Making musicians. During a discussion a few years ago with a colleague of mine at Foundations of Music, the words “making musicians” were spoken. We were teaching weekly general music concepts to kindergarten, 1st and 2nd grade classes at a school on the west side of Chicago. During a very philosophical conversation we had one day (or at least a conversation WE found to be particularly philosophical), we were examining the bigger picture of defining our work through the lens of these vibrant and energetic children. We hoped our work would plant seeds which would eventually grow into a lifelong love of music while simultaneously prompting some of their own journeys to becoming musicians.
Hopefully, you had a moment or two as a youngster in which the musical flame was lit and you discovered a passion for music - perhaps even a live experience in which you actively participated? Do you remember a specific song you sang as a child? An elementary school solo on a triangle, drum or maraca? Maybe it was a dance or other performance of some kind? I myself remember playing a medium-sized Orff wooden xylophone as accompaniment for a song titled “Harvest is the Season to Behold” at a fall/Thanksgiving assembly in 2nd grade. I remember how I held the mallets, listened for my musical cue and played. I was part of an ensemble of other instrument players and singers. I was becoming a musician, and I felt very proud.
This year through Foundations of Music I am teaching General Music once a week at Harte Elementary school in Hyde Park to pre-k through 2nd grade classes, trying to plant those same seeds and (hopefully!) memorable experiences. We sing, clap, tap, move and play drums, shaker eggs, rhythm sticks, triangles and tambourines. The music itself is the motivator and at times, I see the flame lit with these children. I see it through their active participation and facial expressions and sometimes in their requests, “Can we do that one again????” Last week a 1st grader at Harte asked if he could sing his own song for me as I was leaving his classroom. He was so motivated by music, he composed a song and sang it right then and there. He shared his composition and I felt very honored to experience this brief part of his musical journey.
Music consists of sounds and silences created in an endless number of ways. These kids are listening, watching and becoming aware of it all - they are comprehending and recognizing rhythms, note values, dynamics and rests. They are expressing themselves through high, low, fast, slow, loud. and soft sounds. Music is one of the 8 intelligences in the famous developmental psychologist Howard Gardner’s theory of multiple intelligences. It is described as "sensitivity to rhythm, pitch, meter, tone, melody or timbre." We all have some of that intelligence, that inner “music child” in us and we automatically tap into it every so often, whether we realize it or not.

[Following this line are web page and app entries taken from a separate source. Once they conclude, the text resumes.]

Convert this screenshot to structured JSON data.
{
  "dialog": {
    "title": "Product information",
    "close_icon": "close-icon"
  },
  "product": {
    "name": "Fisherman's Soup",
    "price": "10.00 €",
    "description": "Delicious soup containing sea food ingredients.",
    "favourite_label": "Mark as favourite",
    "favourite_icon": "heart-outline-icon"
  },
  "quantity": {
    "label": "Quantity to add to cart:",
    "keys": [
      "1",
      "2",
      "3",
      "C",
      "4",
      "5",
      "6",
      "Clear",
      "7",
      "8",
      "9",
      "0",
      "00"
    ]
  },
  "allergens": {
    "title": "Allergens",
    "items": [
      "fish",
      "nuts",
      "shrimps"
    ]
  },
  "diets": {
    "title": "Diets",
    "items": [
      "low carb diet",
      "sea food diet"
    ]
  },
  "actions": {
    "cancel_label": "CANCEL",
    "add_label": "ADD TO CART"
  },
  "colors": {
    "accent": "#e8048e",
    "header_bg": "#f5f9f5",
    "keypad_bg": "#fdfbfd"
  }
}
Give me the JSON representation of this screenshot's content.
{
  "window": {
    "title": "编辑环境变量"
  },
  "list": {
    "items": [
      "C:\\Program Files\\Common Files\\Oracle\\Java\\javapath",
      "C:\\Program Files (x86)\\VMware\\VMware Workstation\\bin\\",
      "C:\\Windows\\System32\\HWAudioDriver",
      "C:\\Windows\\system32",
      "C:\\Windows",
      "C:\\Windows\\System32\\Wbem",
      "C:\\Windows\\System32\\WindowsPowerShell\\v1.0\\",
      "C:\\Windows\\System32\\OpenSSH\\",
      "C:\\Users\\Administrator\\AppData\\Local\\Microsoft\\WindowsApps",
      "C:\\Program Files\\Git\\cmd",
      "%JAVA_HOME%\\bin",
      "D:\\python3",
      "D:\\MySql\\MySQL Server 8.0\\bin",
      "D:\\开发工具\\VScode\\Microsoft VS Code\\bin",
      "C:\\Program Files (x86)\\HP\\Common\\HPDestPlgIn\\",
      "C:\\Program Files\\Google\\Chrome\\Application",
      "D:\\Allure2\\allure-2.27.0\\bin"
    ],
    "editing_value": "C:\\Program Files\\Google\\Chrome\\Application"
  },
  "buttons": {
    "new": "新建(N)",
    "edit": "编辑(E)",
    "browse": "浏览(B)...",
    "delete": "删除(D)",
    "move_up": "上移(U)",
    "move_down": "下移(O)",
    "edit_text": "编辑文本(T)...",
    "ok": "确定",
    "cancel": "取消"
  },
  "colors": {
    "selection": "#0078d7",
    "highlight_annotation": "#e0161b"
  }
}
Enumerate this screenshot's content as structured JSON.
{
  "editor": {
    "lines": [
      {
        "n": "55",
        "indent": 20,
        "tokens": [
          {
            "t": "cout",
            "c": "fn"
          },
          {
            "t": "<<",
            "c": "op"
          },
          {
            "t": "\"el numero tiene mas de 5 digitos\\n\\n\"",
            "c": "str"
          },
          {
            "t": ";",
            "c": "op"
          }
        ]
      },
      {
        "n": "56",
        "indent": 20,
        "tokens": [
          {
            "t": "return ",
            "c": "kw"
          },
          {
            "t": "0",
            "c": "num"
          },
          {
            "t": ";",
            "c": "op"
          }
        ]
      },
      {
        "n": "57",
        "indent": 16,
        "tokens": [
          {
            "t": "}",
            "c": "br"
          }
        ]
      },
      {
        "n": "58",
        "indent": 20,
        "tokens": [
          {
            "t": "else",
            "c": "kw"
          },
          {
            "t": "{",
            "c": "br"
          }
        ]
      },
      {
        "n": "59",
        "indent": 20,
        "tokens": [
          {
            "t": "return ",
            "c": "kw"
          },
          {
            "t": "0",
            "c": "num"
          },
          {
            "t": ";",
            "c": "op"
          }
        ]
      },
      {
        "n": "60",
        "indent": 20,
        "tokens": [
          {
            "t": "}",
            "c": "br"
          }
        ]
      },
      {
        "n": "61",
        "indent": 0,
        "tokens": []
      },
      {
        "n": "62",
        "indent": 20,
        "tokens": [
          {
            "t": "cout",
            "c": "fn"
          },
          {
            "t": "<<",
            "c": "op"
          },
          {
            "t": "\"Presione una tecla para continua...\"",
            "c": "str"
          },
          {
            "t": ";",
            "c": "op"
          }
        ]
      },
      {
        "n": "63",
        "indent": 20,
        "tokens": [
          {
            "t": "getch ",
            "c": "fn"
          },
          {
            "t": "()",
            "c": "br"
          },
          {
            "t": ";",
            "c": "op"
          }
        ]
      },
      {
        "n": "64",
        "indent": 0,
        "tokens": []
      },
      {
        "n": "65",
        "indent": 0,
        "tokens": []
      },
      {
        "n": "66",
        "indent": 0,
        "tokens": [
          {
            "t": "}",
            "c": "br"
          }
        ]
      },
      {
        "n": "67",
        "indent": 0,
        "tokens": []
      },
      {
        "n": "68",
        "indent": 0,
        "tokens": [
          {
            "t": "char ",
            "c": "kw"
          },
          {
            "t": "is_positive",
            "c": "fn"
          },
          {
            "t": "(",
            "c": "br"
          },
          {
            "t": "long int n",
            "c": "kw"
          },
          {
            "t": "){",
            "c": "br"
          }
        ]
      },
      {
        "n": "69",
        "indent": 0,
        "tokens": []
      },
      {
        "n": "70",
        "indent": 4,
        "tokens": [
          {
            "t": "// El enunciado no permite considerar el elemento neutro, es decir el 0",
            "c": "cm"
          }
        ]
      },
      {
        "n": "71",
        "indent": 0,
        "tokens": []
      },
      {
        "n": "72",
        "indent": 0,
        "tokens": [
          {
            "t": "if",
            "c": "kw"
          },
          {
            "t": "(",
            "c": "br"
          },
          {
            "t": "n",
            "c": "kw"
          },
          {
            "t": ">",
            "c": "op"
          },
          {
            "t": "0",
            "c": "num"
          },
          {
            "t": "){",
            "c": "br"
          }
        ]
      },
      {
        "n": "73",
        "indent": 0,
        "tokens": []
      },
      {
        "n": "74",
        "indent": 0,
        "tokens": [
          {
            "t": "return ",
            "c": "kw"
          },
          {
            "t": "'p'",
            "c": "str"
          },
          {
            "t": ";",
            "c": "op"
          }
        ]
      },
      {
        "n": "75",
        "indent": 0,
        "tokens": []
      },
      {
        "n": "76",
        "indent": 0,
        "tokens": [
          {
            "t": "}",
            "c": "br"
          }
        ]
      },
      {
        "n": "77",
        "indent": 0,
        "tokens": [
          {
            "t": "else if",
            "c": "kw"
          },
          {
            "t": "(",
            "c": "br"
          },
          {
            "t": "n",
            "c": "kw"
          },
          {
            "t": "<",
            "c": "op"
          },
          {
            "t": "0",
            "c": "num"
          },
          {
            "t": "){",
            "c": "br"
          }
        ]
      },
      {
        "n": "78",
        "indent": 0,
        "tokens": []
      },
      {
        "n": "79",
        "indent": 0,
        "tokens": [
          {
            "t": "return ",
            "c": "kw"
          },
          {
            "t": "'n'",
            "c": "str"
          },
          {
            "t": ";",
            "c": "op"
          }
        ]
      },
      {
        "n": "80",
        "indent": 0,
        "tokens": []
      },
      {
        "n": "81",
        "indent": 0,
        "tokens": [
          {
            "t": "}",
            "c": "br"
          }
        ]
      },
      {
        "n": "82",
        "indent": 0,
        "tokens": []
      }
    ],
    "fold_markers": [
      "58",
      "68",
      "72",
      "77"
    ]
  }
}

I have the honor of being part of the process of “making musicians” at Harte Elementary each week and it is a privilege. I am proud to be a part of it and I look forward to the remainder of the 2018-19 school year with them.